## WORK TASK
Each entry below must be repeated exactly, with pictures left out.

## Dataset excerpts
------------------------------------------------------------------------

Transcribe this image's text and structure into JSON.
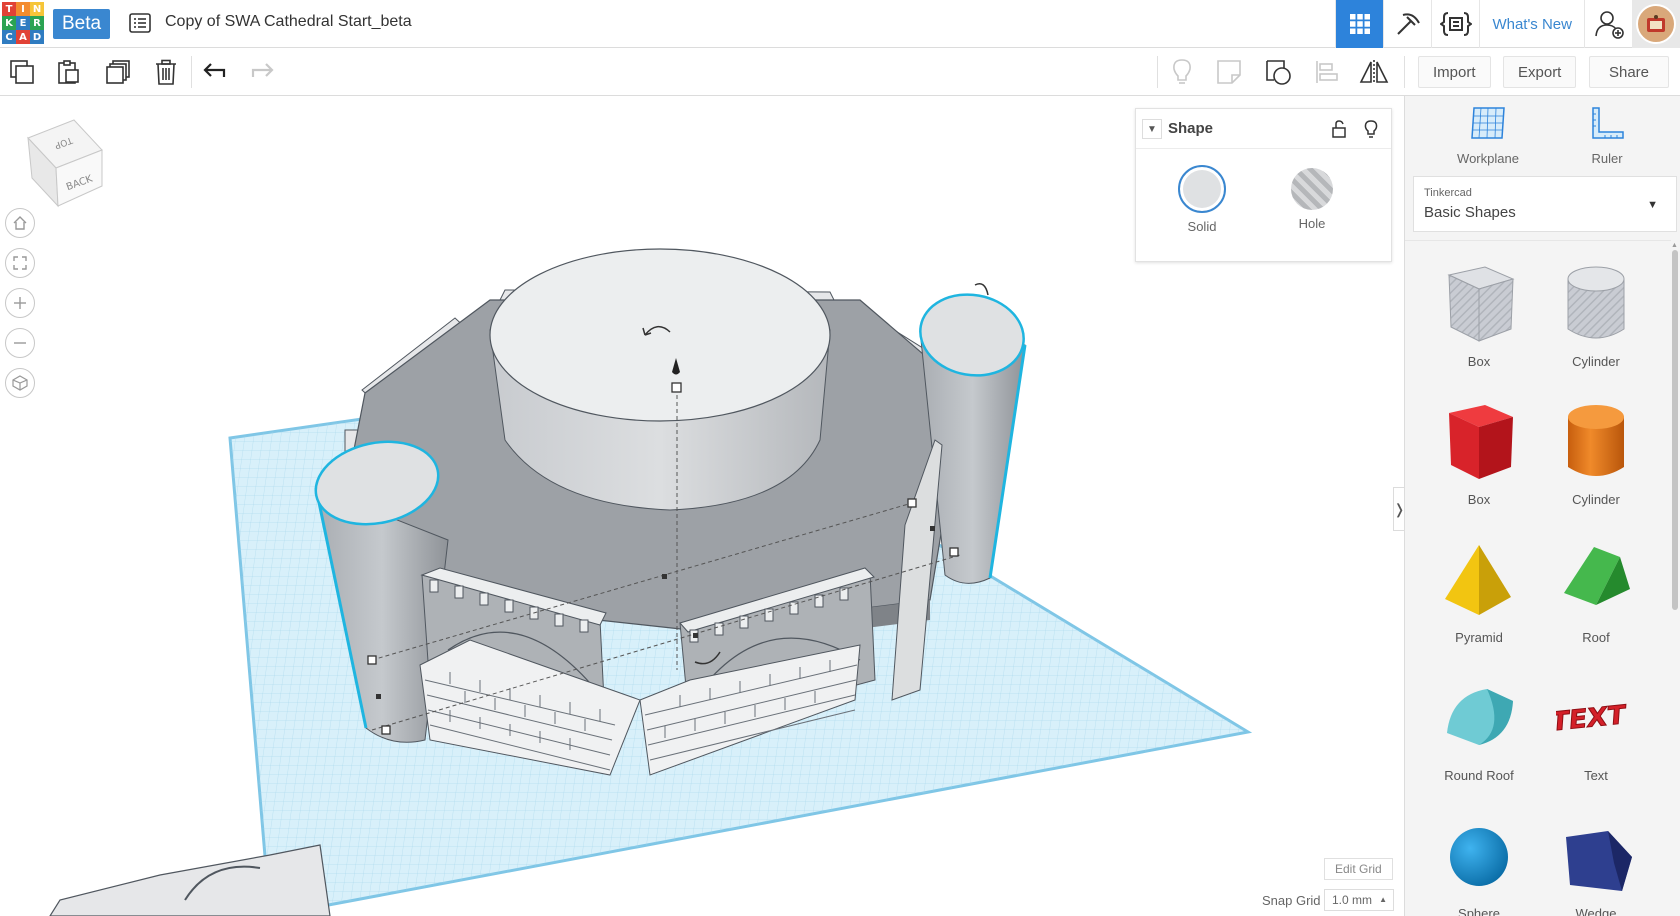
{
  "app": {
    "logo_letters": [
      "T",
      "I",
      "N",
      "K",
      "E",
      "R",
      "C",
      "A",
      "D"
    ],
    "logo_colors": [
      "#e14236",
      "#f48c2f",
      "#f6c538",
      "#2aa352",
      "#2f7cc1",
      "#2aa352",
      "#2f7cc1",
      "#e14236",
      "#2f7cc1"
    ],
    "beta_label": "Beta",
    "design_title": "Copy of SWA Cathedral Start_beta",
    "whats_new": "What's New"
  },
  "topbar_icons": [
    "grid-view-icon",
    "pickaxe-icon",
    "codeblocks-icon",
    "add-user-icon",
    "profile-avatar"
  ],
  "toolbar": {
    "left_icons": [
      "copy-icon",
      "paste-icon",
      "duplicate-icon",
      "trash-icon",
      "undo-icon",
      "redo-icon"
    ],
    "right_icons": [
      "light-bulb-icon",
      "note-icon",
      "shape-note-icon",
      "align-icon",
      "mirror-icon"
    ],
    "import_label": "Import",
    "export_label": "Export",
    "share_label": "Share"
  },
  "viewcube": {
    "top_label": "TOP",
    "back_label": "BACK"
  },
  "nav_controls": [
    "home-icon",
    "fit-icon",
    "zoom-in-icon",
    "zoom-out-icon",
    "ortho-icon"
  ],
  "shape_panel": {
    "title": "Shape",
    "solid_label": "Solid",
    "hole_label": "Hole",
    "selected": "Solid"
  },
  "grid": {
    "edit_grid_label": "Edit Grid",
    "snap_grid_label": "Snap Grid",
    "snap_grid_value": "1.0 mm"
  },
  "right_panel": {
    "workplane_label": "Workplane",
    "ruler_label": "Ruler",
    "library_small": "Tinkercad",
    "library_name": "Basic Shapes",
    "shapes": [
      {
        "label": "Box",
        "color": "#c9ccd3"
      },
      {
        "label": "Cylinder",
        "color": "#c9ccd3"
      },
      {
        "label": "Box",
        "color": "#d8232a"
      },
      {
        "label": "Cylinder",
        "color": "#e57316"
      },
      {
        "label": "Pyramid",
        "color": "#f2c511"
      },
      {
        "label": "Roof",
        "color": "#32a33b"
      },
      {
        "label": "Round Roof",
        "color": "#5bc0ca"
      },
      {
        "label": "Text",
        "color": "#d42029"
      },
      {
        "label": "Sphere",
        "color": "#1390d4"
      },
      {
        "label": "Wedge",
        "color": "#27367a"
      }
    ]
  },
  "colors": {
    "accent": "#2d83db",
    "grid": "#b9e2f3",
    "model": "#9a9ea3",
    "selection": "#1fb5e0"
  }
}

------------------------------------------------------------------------

## SOLUTION TO THIS EXERCISE
Transcribe this image's text and structure into JSON.
{
  "app": {
    "logo_letters": [
      "T",
      "I",
      "N",
      "K",
      "E",
      "R",
      "C",
      "A",
      "D"
    ],
    "logo_colors": [
      "#e14236",
      "#f48c2f",
      "#f6c538",
      "#2aa352",
      "#2f7cc1",
      "#2aa352",
      "#2f7cc1",
      "#e14236",
      "#2f7cc1"
    ],
    "beta_label": "Beta",
    "design_title": "Copy of SWA Cathedral Start_beta",
    "whats_new": "What's New"
  },
  "topbar_icons": [
    "grid-view-icon",
    "pickaxe-icon",
    "codeblocks-icon",
    "add-user-icon",
    "profile-avatar"
  ],
  "toolbar": {
    "left_icons": [
      "copy-icon",
      "paste-icon",
      "duplicate-icon",
      "trash-icon",
      "undo-icon",
      "redo-icon"
    ],
    "right_icons": [
      "light-bulb-icon",
      "note-icon",
      "shape-note-icon",
      "align-icon",
      "mirror-icon"
    ],
    "import_label": "Import",
    "export_label": "Export",
    "share_label": "Share"
  },
  "viewcube": {
    "top_label": "TOP",
    "back_label": "BACK"
  },
  "nav_controls": [
    "home-icon",
    "fit-icon",
    "zoom-in-icon",
    "zoom-out-icon",
    "ortho-icon"
  ],
  "shape_panel": {
    "title": "Shape",
    "solid_label": "Solid",
    "hole_label": "Hole",
    "selected": "Solid"
  },
  "grid": {
    "edit_grid_label": "Edit Grid",
    "snap_grid_label": "Snap Grid",
    "snap_grid_value": "1.0 mm"
  },
  "right_panel": {
    "workplane_label": "Workplane",
    "ruler_label": "Ruler",
    "library_small": "Tinkercad",
    "library_name": "Basic Shapes",
    "shapes": [
      {
        "label": "Box",
        "color": "#c9ccd3"
      },
      {
        "label": "Cylinder",
        "color": "#c9ccd3"
      },
      {
        "label": "Box",
        "color": "#d8232a"
      },
      {
        "label": "Cylinder",
        "color": "#e57316"
      },
      {
        "label": "Pyramid",
        "color": "#f2c511"
      },
      {
        "label": "Roof",
        "color": "#32a33b"
      },
      {
        "label": "Round Roof",
        "color": "#5bc0ca"
      },
      {
        "label": "Text",
        "color": "#d42029"
      },
      {
        "label": "Sphere",
        "color": "#1390d4"
      },
      {
        "label": "Wedge",
        "color": "#27367a"
      }
    ]
  },
  "colors": {
    "accent": "#2d83db",
    "grid": "#b9e2f3",
    "model": "#9a9ea3",
    "selection": "#1fb5e0"
  }
}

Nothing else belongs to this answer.